The Houston Texans are very lucky that one of the strangest NFL broadcasting moments of the year didn’t ultimately result in a touchdown for the Buffalo Bills on Saturday.

The Bills dominated the Texans in the first half of their AFC Wild Card playoff game, taking a 13-0 lead into halftime. The Bills kicked off to start the second half and everyone, including ABC and ESPN, presumed that Texans returner DeAndre Carter had called for a fair catch in the endzone, killing the play. So they cut to Lisa Salters on the sidelines. However, when a crowd murmur rose up and suddenly turned into a mixture of celebration and groans, Salters turned her attention back to the endzone where the Bills were celebrating a touchdown.

Carter had made what’s known as a safe signal, letting his teammates know that he would not be running out of the endzone. However, he didn’t actually make the fair catch signal or kneel down in the endzone. Instead, he flipped the ball to the referee nearby, who then jumped out of the way and let it fall to the ground. In other words, the ref still saw it as a live ball and a live play. The Bills quickly swarmed the ball and seemed to score a wild touchdown.

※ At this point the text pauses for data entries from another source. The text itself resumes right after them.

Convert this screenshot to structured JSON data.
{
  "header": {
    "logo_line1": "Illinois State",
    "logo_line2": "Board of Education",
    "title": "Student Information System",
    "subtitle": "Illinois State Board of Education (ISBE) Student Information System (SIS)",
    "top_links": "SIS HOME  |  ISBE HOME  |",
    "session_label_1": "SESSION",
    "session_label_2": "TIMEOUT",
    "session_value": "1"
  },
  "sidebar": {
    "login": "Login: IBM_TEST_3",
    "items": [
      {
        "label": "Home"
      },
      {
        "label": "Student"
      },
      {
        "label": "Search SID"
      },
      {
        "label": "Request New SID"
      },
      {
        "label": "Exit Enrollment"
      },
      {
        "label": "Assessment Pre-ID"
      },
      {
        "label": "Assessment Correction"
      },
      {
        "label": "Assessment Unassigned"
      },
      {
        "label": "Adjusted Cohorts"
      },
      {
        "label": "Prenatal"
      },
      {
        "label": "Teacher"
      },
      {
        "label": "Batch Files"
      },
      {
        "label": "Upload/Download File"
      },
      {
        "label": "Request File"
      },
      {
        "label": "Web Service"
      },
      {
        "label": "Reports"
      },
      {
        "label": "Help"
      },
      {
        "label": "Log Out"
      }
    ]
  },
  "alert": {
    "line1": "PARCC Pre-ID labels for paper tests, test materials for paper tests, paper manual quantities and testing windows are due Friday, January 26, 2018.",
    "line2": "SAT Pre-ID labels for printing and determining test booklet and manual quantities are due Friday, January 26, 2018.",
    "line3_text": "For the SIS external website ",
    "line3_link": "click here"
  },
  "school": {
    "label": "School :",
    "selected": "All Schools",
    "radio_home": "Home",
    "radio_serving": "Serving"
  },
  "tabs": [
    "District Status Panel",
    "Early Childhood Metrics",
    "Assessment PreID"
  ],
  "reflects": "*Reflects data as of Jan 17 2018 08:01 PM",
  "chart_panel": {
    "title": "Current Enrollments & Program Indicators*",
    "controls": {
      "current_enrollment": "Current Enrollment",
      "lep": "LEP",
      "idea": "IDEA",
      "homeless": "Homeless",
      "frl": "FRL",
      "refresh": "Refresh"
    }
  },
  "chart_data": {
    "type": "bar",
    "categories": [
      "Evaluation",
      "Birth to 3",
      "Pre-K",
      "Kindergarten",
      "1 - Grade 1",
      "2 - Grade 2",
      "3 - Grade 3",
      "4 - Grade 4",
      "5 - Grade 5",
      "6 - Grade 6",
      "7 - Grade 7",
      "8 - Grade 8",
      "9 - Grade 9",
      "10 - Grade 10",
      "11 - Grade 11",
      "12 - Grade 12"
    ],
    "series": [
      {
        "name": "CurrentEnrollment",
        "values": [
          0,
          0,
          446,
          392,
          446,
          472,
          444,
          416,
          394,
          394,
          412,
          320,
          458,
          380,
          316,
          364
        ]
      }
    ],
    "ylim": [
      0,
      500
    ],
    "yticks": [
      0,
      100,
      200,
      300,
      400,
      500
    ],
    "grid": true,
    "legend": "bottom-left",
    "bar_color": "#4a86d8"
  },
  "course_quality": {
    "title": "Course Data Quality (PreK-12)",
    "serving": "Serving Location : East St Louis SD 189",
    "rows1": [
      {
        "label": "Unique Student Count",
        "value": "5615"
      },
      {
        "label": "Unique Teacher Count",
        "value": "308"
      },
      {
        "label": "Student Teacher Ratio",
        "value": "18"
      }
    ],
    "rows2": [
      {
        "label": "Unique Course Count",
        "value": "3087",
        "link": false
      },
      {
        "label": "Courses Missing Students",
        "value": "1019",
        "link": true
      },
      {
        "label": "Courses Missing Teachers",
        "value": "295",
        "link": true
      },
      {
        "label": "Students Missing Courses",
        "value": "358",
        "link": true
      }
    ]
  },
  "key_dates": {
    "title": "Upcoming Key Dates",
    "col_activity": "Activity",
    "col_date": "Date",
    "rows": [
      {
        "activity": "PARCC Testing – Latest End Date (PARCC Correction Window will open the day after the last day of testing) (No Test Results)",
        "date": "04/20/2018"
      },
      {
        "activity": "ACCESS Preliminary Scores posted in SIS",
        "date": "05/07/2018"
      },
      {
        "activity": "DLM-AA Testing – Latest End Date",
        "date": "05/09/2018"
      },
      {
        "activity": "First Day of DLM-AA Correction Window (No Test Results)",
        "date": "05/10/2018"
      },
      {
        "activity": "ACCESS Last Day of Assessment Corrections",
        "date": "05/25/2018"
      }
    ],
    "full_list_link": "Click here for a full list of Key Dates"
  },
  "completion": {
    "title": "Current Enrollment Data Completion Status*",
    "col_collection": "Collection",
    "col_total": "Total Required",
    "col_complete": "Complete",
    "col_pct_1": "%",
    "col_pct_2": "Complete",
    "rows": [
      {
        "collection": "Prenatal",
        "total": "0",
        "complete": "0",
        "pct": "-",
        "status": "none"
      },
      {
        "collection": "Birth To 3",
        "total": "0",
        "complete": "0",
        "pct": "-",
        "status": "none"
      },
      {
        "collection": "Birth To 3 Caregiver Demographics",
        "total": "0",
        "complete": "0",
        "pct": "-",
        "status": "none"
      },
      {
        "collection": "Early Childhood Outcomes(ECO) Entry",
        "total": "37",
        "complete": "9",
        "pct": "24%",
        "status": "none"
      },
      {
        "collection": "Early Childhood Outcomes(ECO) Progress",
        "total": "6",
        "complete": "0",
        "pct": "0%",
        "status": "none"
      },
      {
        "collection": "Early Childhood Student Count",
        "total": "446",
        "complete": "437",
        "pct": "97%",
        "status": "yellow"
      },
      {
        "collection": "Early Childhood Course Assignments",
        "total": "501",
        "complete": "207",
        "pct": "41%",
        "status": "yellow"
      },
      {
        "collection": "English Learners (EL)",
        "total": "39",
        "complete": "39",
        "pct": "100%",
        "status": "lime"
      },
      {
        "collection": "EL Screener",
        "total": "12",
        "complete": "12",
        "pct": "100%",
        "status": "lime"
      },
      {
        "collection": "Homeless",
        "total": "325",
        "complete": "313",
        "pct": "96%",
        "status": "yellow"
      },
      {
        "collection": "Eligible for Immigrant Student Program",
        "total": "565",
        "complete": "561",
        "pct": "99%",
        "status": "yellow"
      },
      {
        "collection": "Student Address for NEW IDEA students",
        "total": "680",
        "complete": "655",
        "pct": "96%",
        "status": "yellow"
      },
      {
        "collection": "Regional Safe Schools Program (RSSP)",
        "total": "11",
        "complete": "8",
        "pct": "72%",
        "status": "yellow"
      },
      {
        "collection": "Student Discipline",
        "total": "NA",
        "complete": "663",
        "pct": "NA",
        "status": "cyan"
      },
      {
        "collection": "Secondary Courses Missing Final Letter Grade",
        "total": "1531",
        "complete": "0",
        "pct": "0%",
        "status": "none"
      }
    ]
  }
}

The celebration was short-lived, however. The officials gathered and agreed that the safe signal that Carter made was enough to declare the play dead, nullifying the touchdown.

On one side, this is something dozens of kick returners do every week of every season. It’s a bit like stepping over second base while turning a double play in baseball. You might not technically do what’s required by the letter of the law, but you get the benefit of the doubt. That’s why the ESPN crew on the ABC broadcast was confident enough to cut away from the play despite the lack of a whistle.

So confident, in fact, that ESPN Deportes missed the entire kickoff altogether.

On the other side, the rules are supposed to be the rules, right? And if you have to give a fair catch signal or kneel in order to signify that you are giving yourself up, then you should probably do that. Especially in a critical playoff game where your season is on the line.

Depending on who you’re rooting for, you’re likely on one side or the other. At the moment, the Bills remain in control of the game, but it won’t take much for the Texans to get back into it. If Houston does end up coming back to win, you better believe there are going to be a lot of complaints about the change on this call. Add it to the pile of all the other dubious referee moments from this NFL season.

About Sean Keeley

A graduate of Syracuse University, Sean Keeley is the creator of the Syracuse blog Troy Nunes Is An Absolute Magician and author of 'How To Grow An Orange: The Right Way to Brainwash Your Child Into Rooting for Syracuse.' He has also written non-Syracuse related things for SB Nation, Curbed, Neighborhoods.com, and many other outlets. He currently lives in Chicago.